* _What this task involves_:
Among the entries, how many lines carry the string "ChinaNet"? Give the number and nothing else.

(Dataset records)
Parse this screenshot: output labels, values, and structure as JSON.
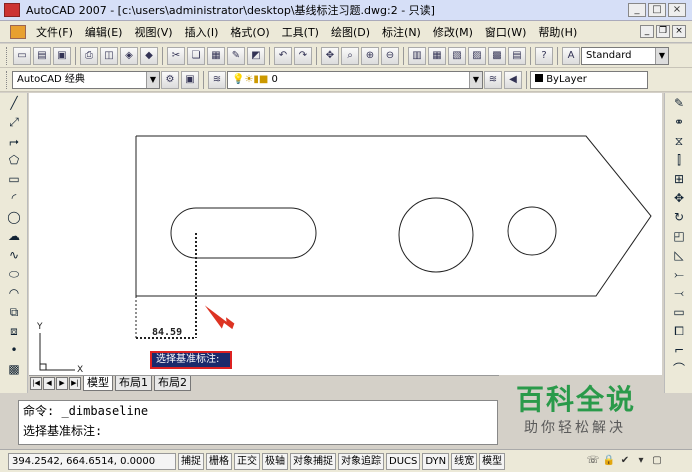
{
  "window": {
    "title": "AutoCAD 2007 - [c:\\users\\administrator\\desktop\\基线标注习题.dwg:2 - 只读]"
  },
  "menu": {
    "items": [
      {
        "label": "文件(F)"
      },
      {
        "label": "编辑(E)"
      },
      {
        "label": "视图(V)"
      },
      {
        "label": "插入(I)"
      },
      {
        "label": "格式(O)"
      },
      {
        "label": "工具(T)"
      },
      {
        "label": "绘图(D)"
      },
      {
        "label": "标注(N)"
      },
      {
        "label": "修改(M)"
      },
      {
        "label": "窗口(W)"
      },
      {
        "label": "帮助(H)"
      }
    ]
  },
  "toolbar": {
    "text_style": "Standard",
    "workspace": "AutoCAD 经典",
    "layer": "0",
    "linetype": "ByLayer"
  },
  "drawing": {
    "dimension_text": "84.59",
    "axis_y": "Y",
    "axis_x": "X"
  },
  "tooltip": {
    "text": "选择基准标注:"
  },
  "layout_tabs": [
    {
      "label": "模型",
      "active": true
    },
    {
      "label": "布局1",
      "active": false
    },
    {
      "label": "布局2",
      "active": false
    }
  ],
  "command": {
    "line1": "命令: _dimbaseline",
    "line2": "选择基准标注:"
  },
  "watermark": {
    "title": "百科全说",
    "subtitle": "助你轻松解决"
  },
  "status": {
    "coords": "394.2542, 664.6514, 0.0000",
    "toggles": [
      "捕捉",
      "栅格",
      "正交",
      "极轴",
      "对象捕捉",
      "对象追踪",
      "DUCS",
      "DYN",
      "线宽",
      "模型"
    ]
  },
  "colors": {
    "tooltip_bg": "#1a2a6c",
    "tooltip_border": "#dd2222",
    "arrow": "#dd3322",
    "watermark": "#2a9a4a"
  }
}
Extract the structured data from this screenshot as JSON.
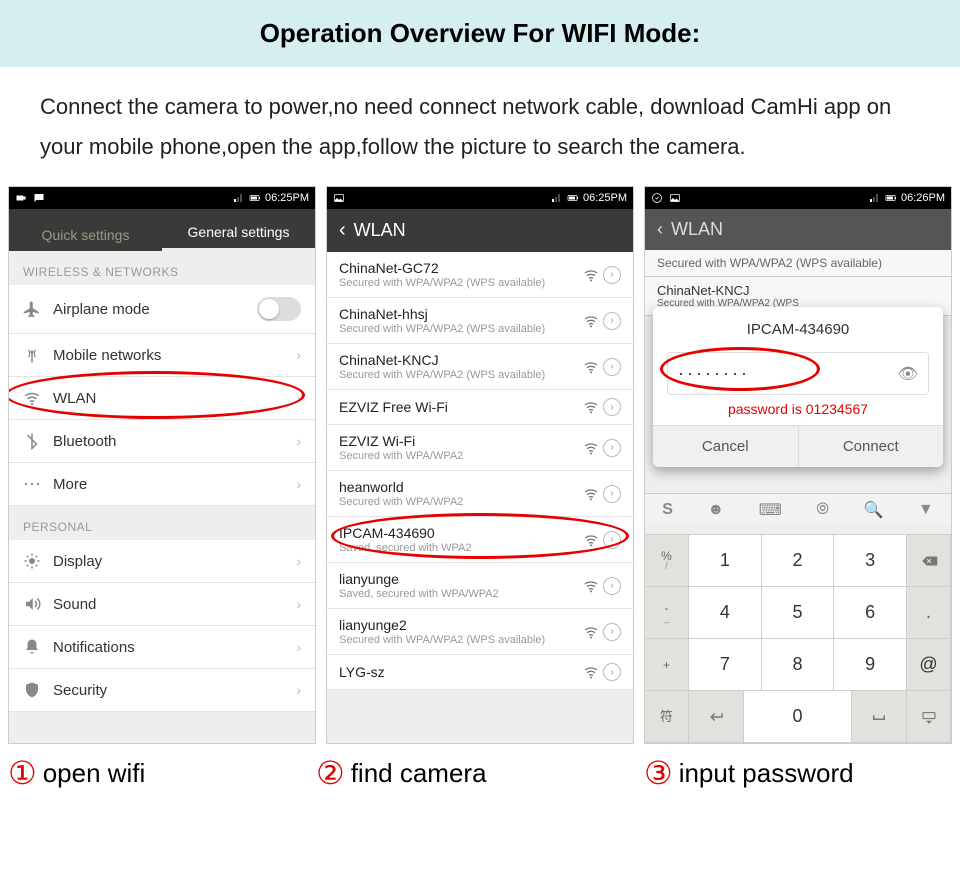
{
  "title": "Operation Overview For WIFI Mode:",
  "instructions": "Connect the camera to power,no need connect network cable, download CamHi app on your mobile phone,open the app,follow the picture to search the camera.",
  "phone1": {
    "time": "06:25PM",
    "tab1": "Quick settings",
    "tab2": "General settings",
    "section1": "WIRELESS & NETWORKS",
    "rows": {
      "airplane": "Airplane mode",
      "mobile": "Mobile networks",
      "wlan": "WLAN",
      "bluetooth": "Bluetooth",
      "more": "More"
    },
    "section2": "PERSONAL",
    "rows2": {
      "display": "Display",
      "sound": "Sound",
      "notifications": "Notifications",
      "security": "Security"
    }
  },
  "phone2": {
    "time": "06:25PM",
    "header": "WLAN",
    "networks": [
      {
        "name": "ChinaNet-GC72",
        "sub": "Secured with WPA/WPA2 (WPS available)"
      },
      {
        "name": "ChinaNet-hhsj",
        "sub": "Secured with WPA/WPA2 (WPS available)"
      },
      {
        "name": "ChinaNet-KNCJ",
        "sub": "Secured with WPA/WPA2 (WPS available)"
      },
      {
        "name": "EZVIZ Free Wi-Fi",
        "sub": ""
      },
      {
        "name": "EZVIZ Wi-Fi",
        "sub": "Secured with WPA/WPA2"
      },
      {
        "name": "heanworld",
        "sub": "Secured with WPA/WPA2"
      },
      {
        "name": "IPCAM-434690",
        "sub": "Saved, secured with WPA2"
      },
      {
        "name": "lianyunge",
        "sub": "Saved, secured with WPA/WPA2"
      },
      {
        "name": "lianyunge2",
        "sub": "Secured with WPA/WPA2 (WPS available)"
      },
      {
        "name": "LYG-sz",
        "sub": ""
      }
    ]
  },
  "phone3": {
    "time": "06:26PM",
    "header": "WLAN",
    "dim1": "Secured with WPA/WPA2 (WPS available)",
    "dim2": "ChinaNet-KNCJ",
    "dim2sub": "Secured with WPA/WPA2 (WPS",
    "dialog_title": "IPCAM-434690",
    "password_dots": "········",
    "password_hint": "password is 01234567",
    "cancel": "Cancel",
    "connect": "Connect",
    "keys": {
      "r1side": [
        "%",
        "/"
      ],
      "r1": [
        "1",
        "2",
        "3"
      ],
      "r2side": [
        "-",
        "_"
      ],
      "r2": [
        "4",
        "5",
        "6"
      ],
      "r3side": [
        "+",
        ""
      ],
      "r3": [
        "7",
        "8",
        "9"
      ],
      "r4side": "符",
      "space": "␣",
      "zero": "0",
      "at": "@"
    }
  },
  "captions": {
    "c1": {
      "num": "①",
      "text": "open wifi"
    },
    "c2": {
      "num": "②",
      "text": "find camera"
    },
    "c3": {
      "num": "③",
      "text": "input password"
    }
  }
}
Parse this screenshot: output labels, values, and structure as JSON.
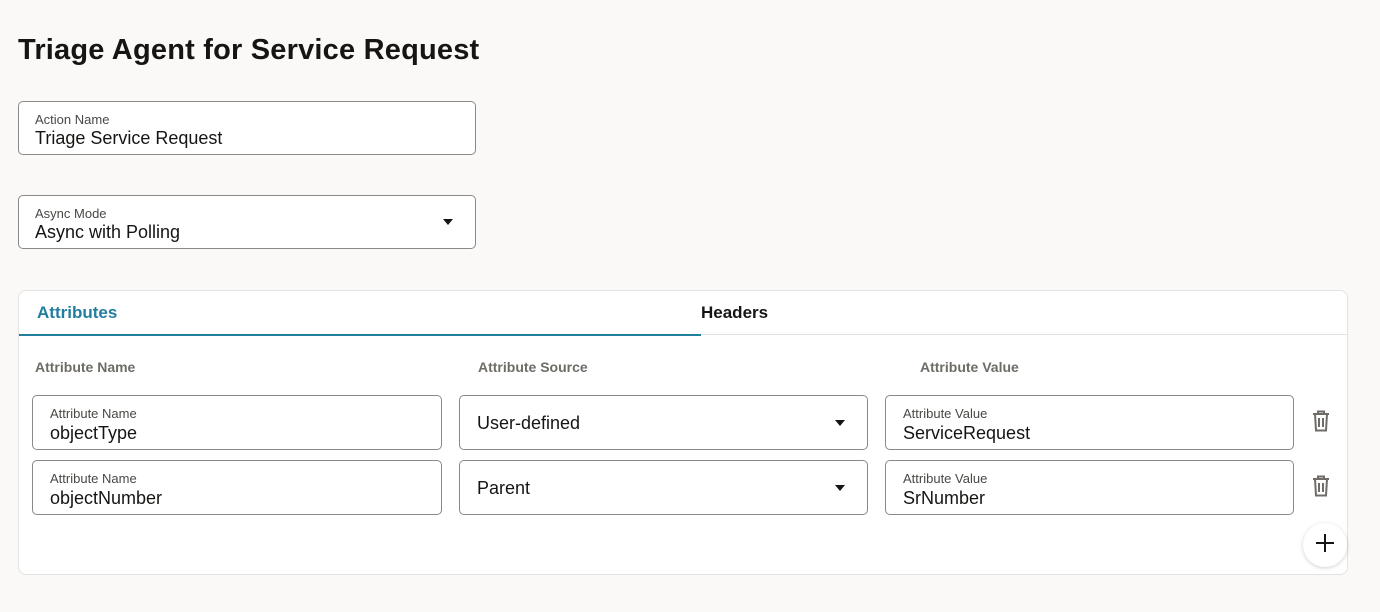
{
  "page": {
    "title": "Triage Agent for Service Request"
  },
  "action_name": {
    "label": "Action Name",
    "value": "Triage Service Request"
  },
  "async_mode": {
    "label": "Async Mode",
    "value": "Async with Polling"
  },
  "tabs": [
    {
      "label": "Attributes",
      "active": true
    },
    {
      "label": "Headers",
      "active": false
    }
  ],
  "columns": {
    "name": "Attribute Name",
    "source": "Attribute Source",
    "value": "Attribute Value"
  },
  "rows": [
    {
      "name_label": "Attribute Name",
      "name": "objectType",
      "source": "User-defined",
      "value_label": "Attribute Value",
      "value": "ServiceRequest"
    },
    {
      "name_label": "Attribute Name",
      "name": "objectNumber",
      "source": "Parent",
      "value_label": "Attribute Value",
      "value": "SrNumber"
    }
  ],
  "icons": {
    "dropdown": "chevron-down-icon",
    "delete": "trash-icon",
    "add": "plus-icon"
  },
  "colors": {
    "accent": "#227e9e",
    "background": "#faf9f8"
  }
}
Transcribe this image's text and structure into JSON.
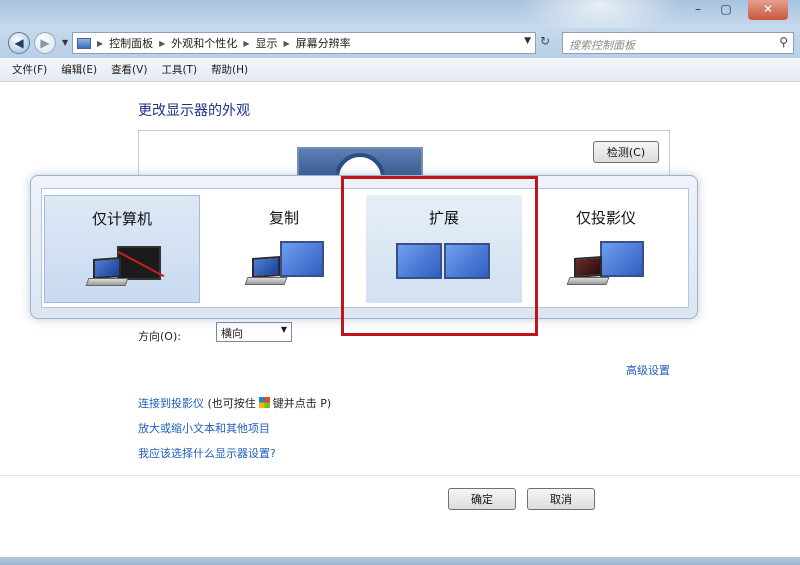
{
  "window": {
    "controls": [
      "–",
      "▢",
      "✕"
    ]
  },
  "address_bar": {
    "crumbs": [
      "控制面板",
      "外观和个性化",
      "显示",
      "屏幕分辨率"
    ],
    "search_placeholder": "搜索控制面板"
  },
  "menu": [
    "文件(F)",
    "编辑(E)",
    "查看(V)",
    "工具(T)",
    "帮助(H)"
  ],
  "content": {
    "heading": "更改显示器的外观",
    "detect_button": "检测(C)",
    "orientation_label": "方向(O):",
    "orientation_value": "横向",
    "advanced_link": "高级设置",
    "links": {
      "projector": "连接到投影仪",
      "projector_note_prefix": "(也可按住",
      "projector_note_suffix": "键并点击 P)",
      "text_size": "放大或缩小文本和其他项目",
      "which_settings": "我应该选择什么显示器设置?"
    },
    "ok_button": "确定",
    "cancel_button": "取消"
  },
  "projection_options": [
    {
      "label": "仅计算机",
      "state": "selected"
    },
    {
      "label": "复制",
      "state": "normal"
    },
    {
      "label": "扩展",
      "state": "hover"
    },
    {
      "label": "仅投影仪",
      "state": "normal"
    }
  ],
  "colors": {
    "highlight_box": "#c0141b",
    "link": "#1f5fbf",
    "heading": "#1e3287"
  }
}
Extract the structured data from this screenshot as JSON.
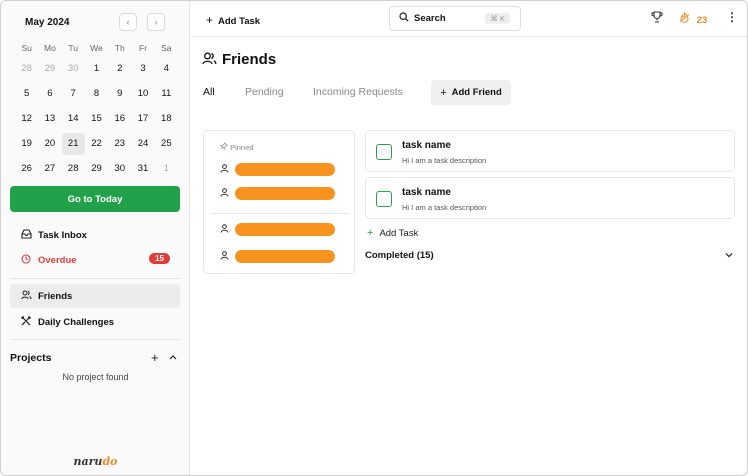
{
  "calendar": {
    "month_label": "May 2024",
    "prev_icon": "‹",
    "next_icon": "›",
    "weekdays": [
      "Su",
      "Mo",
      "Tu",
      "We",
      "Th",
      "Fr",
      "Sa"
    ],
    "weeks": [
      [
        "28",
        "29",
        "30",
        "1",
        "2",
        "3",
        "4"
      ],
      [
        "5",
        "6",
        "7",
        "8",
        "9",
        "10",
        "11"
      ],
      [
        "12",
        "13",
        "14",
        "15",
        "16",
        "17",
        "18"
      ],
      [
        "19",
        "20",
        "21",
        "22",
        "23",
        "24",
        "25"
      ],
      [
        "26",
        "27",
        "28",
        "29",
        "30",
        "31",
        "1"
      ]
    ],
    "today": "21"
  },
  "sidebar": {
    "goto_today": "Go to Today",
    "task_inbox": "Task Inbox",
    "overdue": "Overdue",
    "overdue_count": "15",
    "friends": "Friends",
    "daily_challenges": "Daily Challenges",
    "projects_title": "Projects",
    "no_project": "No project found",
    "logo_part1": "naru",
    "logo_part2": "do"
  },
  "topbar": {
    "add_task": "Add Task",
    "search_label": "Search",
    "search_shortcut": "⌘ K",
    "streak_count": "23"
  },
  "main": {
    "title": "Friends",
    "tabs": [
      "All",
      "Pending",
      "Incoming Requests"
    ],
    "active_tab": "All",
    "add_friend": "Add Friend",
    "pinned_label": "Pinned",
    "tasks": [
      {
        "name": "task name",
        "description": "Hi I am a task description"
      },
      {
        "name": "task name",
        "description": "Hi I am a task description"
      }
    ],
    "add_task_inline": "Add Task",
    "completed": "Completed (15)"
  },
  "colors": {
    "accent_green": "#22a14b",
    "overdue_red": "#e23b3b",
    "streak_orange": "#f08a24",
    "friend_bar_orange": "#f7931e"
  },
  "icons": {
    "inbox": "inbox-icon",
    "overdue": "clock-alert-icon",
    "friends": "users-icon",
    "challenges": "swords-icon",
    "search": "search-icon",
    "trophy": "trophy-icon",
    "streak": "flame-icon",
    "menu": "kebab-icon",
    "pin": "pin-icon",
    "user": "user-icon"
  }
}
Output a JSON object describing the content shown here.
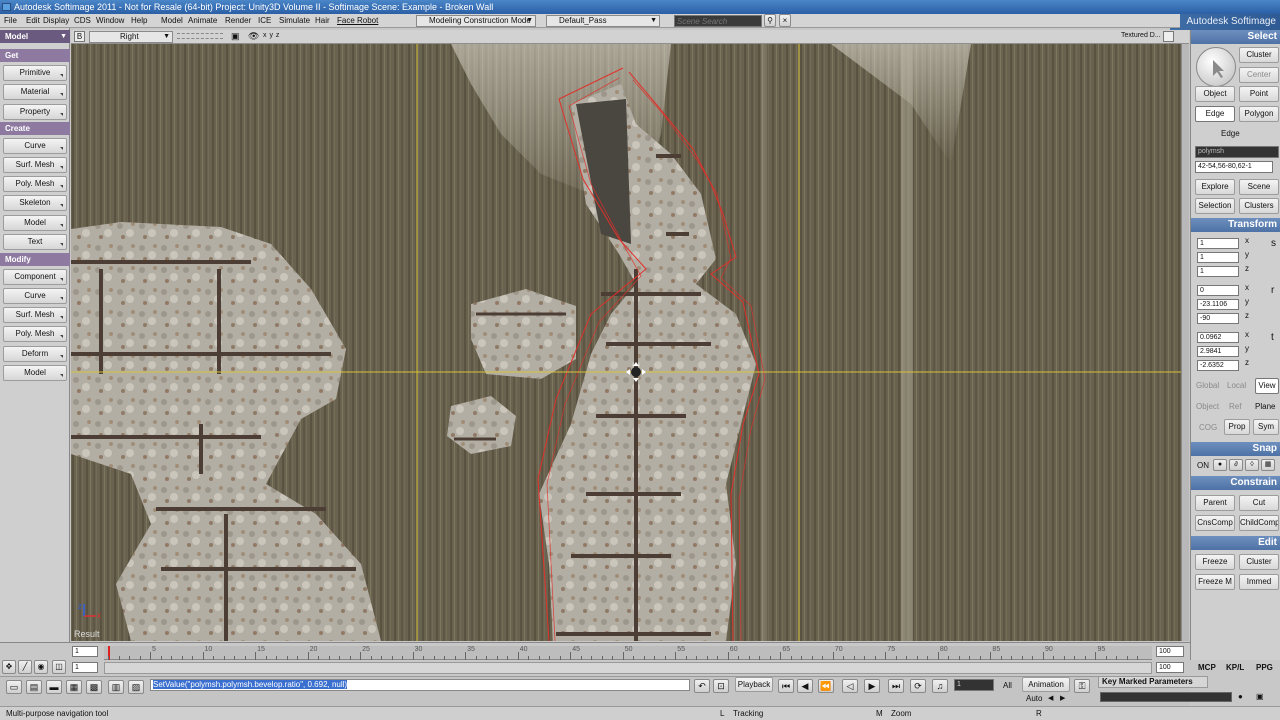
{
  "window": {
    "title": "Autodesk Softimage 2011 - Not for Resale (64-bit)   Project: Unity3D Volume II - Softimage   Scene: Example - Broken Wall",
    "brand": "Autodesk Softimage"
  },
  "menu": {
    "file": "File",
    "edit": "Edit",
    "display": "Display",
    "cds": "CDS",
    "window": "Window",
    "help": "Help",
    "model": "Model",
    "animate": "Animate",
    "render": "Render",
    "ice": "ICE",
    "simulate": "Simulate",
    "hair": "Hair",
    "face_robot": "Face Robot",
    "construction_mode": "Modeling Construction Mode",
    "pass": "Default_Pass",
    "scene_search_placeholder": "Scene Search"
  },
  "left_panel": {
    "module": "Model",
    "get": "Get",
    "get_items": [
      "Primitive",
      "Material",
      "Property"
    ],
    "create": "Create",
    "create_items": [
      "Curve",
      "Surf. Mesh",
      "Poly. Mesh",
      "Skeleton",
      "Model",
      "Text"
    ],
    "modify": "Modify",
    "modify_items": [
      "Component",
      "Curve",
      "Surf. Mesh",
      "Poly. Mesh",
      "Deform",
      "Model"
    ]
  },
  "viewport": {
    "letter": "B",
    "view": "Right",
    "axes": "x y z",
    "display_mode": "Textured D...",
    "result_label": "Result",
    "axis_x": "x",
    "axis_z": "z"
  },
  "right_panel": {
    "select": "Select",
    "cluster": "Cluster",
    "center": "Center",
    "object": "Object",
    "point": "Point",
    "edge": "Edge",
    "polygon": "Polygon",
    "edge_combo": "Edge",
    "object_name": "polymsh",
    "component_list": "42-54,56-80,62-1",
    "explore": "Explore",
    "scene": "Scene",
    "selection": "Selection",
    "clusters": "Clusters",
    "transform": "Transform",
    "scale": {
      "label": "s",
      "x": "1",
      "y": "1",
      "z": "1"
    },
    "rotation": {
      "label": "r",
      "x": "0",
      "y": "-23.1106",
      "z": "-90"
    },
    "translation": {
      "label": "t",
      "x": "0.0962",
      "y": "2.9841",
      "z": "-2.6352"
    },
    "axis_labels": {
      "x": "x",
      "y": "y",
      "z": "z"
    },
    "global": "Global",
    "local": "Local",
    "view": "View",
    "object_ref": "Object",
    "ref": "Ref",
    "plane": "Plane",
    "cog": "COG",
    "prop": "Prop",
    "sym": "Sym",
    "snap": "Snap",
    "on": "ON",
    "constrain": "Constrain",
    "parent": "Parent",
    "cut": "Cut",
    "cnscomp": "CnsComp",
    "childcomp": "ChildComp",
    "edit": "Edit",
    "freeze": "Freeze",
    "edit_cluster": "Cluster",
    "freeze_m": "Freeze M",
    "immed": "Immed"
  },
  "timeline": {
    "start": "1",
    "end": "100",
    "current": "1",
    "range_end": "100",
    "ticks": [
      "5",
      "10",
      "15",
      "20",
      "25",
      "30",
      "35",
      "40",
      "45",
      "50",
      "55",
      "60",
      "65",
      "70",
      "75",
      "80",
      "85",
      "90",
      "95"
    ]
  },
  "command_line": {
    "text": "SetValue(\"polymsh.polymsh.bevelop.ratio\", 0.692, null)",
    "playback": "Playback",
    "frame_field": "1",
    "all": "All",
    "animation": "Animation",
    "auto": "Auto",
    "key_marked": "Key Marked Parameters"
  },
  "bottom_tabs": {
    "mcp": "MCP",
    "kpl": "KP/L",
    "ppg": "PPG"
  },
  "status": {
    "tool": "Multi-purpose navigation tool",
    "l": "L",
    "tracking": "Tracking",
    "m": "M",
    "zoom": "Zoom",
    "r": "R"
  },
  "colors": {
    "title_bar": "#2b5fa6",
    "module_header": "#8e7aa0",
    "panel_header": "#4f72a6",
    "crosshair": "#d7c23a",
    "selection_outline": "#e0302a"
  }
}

* _Solution for this problem_:
4